German Chancellor Angela Merkel’s ruling coalition risked breaking apart Monday, as her hard-line conservative Bavarian allies pushed a showdown over migrant policy after she was unmoved by her interior minister’s threat to resign.
Horst Seehofer insisted on his plan to turn away asylum seekers at the border with Austria registered in other European countries, as he rejected EU deals reached last week by Merkel as inadequate.
“I said that I would vacate both my offices (as federal interior minister and CSU party chief) in the next three days,” Seehofer told reporters in Munich after talks with his party stretching into the small hours.
But soon after, Seehofer said he would hold last-ditch talks with Merkel’s CDU “in hopes of reaching an understanding”. The meeting is set to begin at 1500 GMT.
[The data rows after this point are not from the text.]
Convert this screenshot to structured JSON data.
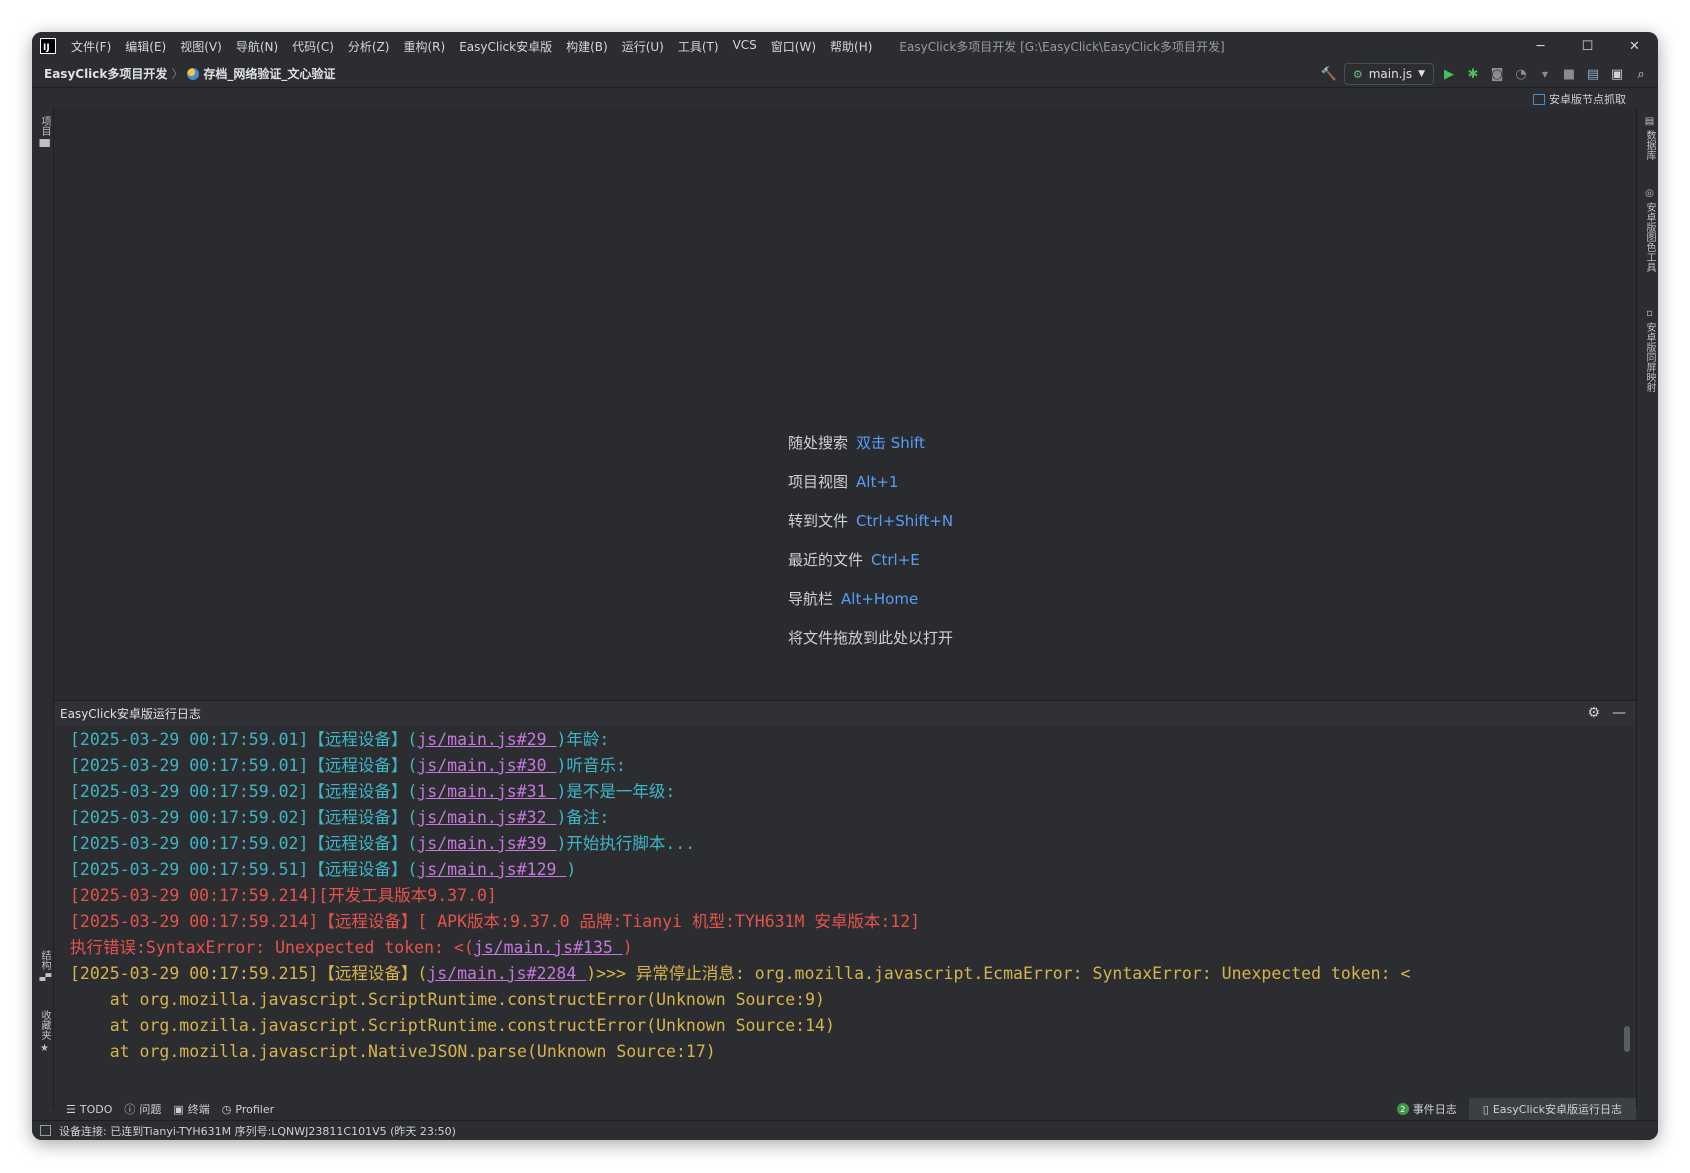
{
  "menu": [
    "文件(F)",
    "编辑(E)",
    "视图(V)",
    "导航(N)",
    "代码(C)",
    "分析(Z)",
    "重构(R)",
    "EasyClick安卓版",
    "构建(B)",
    "运行(U)",
    "工具(T)",
    "VCS",
    "窗口(W)",
    "帮助(H)"
  ],
  "window_title": "EasyClick多项目开发 [G:\\EasyClick\\EasyClick多项目开发]",
  "breadcrumb": {
    "project": "EasyClick多项目开发",
    "module": "存档_网络验证_文心验证"
  },
  "run_config": "main.js",
  "node_capture": "安卓版节点抓取",
  "left_tabs": {
    "project": "项目",
    "structure": "结构",
    "favorites": "收藏夹"
  },
  "right_tabs": {
    "database": "数据库",
    "image_tool": "安卓版图色工具",
    "mirror": "安卓版同屏映射"
  },
  "hints": [
    {
      "label": "随处搜索",
      "key": "双击 Shift"
    },
    {
      "label": "项目视图",
      "key": "Alt+1"
    },
    {
      "label": "转到文件",
      "key": "Ctrl+Shift+N"
    },
    {
      "label": "最近的文件",
      "key": "Ctrl+E"
    },
    {
      "label": "导航栏",
      "key": "Alt+Home"
    },
    {
      "label": "将文件拖放到此处以打开",
      "key": ""
    }
  ],
  "log_title": "EasyClick安卓版运行日志",
  "log": {
    "l1": {
      "ts": "[2025-03-29 00:17:59.01]",
      "dev": "【远程设备】(",
      "link": "js/main.js#29 ",
      "msg": ")年龄:"
    },
    "l2": {
      "ts": "[2025-03-29 00:17:59.01]",
      "dev": "【远程设备】(",
      "link": "js/main.js#30 ",
      "msg": ")听音乐:"
    },
    "l3": {
      "ts": "[2025-03-29 00:17:59.02]",
      "dev": "【远程设备】(",
      "link": "js/main.js#31 ",
      "msg": ")是不是一年级:"
    },
    "l4": {
      "ts": "[2025-03-29 00:17:59.02]",
      "dev": "【远程设备】(",
      "link": "js/main.js#32 ",
      "msg": ")备注:"
    },
    "l5": {
      "ts": "[2025-03-29 00:17:59.02]",
      "dev": "【远程设备】(",
      "link": "js/main.js#39 ",
      "msg": ")开始执行脚本..."
    },
    "l6": {
      "ts": "[2025-03-29 00:17:59.51]",
      "dev": "【远程设备】(",
      "link": "js/main.js#129 ",
      "msg": ")"
    },
    "l7": {
      "text": "[2025-03-29 00:17:59.214][开发工具版本9.37.0]"
    },
    "l8": {
      "text": "[2025-03-29 00:17:59.214]【远程设备】[ APK版本:9.37.0 品牌:Tianyi 机型:TYH631M 安卓版本:12]"
    },
    "l9": {
      "pre": "执行错误:SyntaxError: Unexpected token: <(",
      "link": "js/main.js#135 ",
      "post": ")"
    },
    "l10": {
      "ts": "[2025-03-29 00:17:59.215]【远程设备】(",
      "link": "js/main.js#2284 ",
      "msg": ")>>> 异常停止消息: org.mozilla.javascript.EcmaError: SyntaxError: Unexpected token: <"
    },
    "l11": "    at org.mozilla.javascript.ScriptRuntime.constructError(Unknown Source:9)",
    "l12": "    at org.mozilla.javascript.ScriptRuntime.constructError(Unknown Source:14)",
    "l13": "    at org.mozilla.javascript.NativeJSON.parse(Unknown Source:17)"
  },
  "tool_tabs": {
    "todo": "TODO",
    "problems": "问题",
    "terminal": "终端",
    "profiler": "Profiler"
  },
  "event_log": {
    "count": "2",
    "label": "事件日志"
  },
  "active_tool_tab": "EasyClick安卓版运行日志",
  "status": "设备连接: 已连到Tianyi-TYH631M 序列号:LQNWJ23811C101V5 (昨天 23:50)",
  "colors": {
    "accent_link": "#589df6",
    "log_cyan": "#3fb6c6",
    "log_link": "#c678dd",
    "log_red": "#e5534b",
    "log_yellow": "#d7b44b"
  }
}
Seehofer had earlier complained he had “no support” over his plan to shut Germany’s doors. Other CSU bosses, however, refused to accept his departure and kept strategy talks going.
The future of Merkel’s governing coalition between the CDU-CSU alliance and the centre-left Social Democratic Party (SPD) appeared to hang by a thread, as media slammed what they called a reckless game of chicken.
“It is fair to ask: has the CSU lost its mind?” Der Spiegel reporter Rene Pfister asked.
“In the end government could fall and an old, proud party could descend into ridiculousness — and all of that to solve a problem that in reality hardly is one” given the dramatically lower numbers of asylum seekers arriving in Germany this year.
If Merkel holds firm and Seehofer does quit, the CSU could offer a replacement interior minister if it aims to remain tied to her party.
Alternatively it could break up the two parties’ seven-decade-long partnership, depriving Merkel of her majority in parliament and pitching Germany into uncharted political waters.
To politically survive, Merkel could attempt a minority government, seek a new coalition partner in the ecologist Greens or pro-business Free Democrats, or orchestrate a no-confidence vote in parliament that could trigger new elections.
As he entered a CDU crisis meeting Monday, party deputy leader Armin Laschet insisted that the sister parties “want to hold onto” their alliance.
“It is a precious thing for our party system and that is why I’m confident that we will succeed,” he said.
CDU general secretary Annegret Kramp-Karrenbauer said earlier that party leaders were “united” behind Merkel and “effective, humane solutions together with our European partners”.
Merkel, who has been in office since 2005, warned last week the battle over migration could decide the EU’s future.
After the Bavarians’ relentless pressure on her, European leaders agreed new measures Friday to reduce immigration and so-called “secondary migration” of asylum-seekers between countries.
Merkel also proposed that migrants arriving in Germany who first registered in another EU country should be placed in special “admission centres” under restrictive conditions.
A document she sent to the CSU and SPD also outlined deals with 16 other countries to return already-registered migrants if they reached Germany.
However, Seehofer rejected Merkel’s assessment that the EU-wide measures would “have the same effect” as his demand to turn away migrants registered elsewhere in the bloc.
As the CDU and CSU parties hunkered down in Berlin and Munich, a compromise appeared ever more elusive.
“It’s not about who comes out on top, but about what’s right,” Bavarian state premier Markus Soeder told the CSU gathering.